At first glance, Cheever's Books is a book lover's dream come true. Almost every category imaginable is covered, from literature to sci-fi to humor to biographies; and in each of those divisions are brand-new books intermixed with older editions, up to and including signed first editions. What's more, some of the books on display are rarities themselves-- some titles out of print, others that were barely ever in print to begin with.
Unfortunately, the experience ends here. Try and actually do business with the owner of Cheever's and you're setting yourself up for disappointment at best and a creepy, potentially scary experience at worst.
The first clue to the owner's mindset is the sign regarding his shoplifting policy.

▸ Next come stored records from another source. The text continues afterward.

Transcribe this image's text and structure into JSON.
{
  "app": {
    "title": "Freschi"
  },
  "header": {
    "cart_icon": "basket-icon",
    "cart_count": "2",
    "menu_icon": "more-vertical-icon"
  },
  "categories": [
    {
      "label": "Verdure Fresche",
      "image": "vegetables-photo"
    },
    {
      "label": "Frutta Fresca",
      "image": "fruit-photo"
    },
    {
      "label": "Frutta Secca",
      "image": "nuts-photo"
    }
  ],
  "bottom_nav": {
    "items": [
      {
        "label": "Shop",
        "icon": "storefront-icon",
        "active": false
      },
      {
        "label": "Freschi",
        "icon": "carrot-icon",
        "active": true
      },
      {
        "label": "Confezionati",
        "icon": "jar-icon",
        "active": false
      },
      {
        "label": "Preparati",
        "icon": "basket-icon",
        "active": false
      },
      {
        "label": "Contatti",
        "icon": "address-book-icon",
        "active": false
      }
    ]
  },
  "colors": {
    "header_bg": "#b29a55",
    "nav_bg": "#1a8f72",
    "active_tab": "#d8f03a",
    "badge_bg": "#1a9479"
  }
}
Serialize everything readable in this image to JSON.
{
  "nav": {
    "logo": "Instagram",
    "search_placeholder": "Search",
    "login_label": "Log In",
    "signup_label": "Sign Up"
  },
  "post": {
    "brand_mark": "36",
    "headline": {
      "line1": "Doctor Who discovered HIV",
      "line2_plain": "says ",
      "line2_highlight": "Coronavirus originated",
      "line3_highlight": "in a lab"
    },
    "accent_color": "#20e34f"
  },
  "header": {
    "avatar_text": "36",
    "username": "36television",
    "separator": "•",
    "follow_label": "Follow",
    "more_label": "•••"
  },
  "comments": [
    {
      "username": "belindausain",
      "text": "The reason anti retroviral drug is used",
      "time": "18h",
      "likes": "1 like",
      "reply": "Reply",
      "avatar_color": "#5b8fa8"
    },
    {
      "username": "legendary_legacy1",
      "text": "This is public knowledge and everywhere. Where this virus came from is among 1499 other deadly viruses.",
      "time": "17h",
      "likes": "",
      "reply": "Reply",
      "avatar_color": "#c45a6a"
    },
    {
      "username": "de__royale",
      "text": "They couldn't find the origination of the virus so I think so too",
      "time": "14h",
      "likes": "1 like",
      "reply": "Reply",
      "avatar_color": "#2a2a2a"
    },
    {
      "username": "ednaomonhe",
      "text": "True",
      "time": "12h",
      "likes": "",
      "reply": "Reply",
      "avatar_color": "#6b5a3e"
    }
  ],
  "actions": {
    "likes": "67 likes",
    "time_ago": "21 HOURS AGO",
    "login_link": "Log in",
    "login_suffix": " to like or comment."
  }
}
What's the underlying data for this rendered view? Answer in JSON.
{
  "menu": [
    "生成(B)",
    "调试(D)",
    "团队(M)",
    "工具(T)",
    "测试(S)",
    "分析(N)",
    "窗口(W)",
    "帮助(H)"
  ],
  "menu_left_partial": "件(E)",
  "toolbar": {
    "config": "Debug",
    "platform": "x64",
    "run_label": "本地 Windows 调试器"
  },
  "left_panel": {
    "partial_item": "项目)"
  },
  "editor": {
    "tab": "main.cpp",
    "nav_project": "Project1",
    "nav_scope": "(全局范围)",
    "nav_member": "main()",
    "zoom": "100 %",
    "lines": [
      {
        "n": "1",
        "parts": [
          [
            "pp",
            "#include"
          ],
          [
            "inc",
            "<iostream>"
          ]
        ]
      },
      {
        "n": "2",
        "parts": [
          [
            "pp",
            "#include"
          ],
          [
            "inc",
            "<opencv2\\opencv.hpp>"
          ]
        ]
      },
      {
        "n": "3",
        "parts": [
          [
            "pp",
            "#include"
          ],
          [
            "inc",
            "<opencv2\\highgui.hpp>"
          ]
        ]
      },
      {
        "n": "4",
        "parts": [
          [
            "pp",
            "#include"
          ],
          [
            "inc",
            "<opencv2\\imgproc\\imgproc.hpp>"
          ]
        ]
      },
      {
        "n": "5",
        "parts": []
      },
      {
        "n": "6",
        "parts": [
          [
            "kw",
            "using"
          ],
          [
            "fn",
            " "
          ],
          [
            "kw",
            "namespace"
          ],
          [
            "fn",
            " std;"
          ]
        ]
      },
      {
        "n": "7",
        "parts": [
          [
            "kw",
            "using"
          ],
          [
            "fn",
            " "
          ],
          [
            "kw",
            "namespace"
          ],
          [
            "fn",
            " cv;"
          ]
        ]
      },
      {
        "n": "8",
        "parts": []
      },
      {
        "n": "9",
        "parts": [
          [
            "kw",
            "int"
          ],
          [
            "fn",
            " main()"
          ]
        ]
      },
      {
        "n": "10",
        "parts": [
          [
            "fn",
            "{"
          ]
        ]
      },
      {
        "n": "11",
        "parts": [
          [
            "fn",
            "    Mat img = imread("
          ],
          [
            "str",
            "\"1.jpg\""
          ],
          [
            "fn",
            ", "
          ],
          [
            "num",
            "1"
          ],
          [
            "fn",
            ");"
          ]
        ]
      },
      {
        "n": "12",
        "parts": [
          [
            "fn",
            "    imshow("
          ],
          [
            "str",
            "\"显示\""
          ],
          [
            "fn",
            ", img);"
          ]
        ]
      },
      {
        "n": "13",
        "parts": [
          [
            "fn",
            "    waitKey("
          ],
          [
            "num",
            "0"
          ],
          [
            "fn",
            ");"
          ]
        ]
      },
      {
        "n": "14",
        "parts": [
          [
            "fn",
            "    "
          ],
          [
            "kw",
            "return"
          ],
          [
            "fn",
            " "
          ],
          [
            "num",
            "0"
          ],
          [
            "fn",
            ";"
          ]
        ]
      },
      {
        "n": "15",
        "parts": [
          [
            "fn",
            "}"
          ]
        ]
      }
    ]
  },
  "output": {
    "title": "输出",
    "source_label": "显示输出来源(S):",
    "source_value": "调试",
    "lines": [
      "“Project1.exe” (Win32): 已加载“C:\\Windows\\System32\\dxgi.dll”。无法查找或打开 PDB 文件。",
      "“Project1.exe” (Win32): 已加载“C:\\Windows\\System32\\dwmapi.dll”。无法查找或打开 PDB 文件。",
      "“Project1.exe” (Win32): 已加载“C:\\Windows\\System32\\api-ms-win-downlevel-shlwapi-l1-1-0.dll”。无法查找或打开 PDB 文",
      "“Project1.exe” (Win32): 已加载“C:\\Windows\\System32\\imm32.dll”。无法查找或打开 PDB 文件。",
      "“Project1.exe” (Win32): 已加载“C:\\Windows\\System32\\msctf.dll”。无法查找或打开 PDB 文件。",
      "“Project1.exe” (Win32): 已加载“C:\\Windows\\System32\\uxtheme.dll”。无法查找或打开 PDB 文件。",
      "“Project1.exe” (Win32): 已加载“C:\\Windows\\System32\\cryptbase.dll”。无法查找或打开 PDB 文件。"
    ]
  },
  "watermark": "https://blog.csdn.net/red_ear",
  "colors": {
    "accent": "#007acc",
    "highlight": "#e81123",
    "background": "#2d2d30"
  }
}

Many small businesses have signs humorously threatening violence against shoplifters or trespassers. Cheever's is the first small business I've encountered that instead has a photo of a bullet-riddled corpse prominently mounted near the door, the dead, wide-open eyes staring blankly into space as a warning against shoplifters. To be fair, the photo is in black and white, and appears to be a newspaper photograph from the days when it wasn't unusual to see a shot-up gangster or outlaw splashed across the front page; but it's still a somewhat disturbing site in a quaint little used bookstore, and serves as a window into the owner's mindset.
Recently my wife and I went to Cheever's and she attempted to make a purchase. When the owner gave her the price she offered him her debit card; he refused to take it, and only offered her what I can only describe as a creepy look, just staring at her with something between a scowl and a leer. When she asked if he didn't accept debit cards, he only sarcastically repeated the price of the book and continued staring at her. It was at this point that we realized the price must be below some minimum debit purchase price. Again, I've shopped at many small businesses, and it isn't unusual for them not to accept debit transactions below a certain dollar amount. I understand this; I'd have understood if the owner had simply informed us of this, or if there'd been a sign by the register saying so. Instead, he tried to get into an argument with a woman some thirty years his junior. When we informed him we didn't have any cash, his manner became even more hostile and he (again sarcastically) repeated, ""Don't have any cash!"" It was at this point we made a quick exit from the store.
I'm sure that Cheevers does fine business with many customers, since they appear to be thriving and have a rotation of new and used books coming in. Just come with cash-in-hand and a readiness to tolerate incredible creepiness at best and outright hostility at worst. Or, you can go to the Half-Price-Books about a black away, which also has a considerable rare book section; they seem to be doing even better business. I can't imagine why.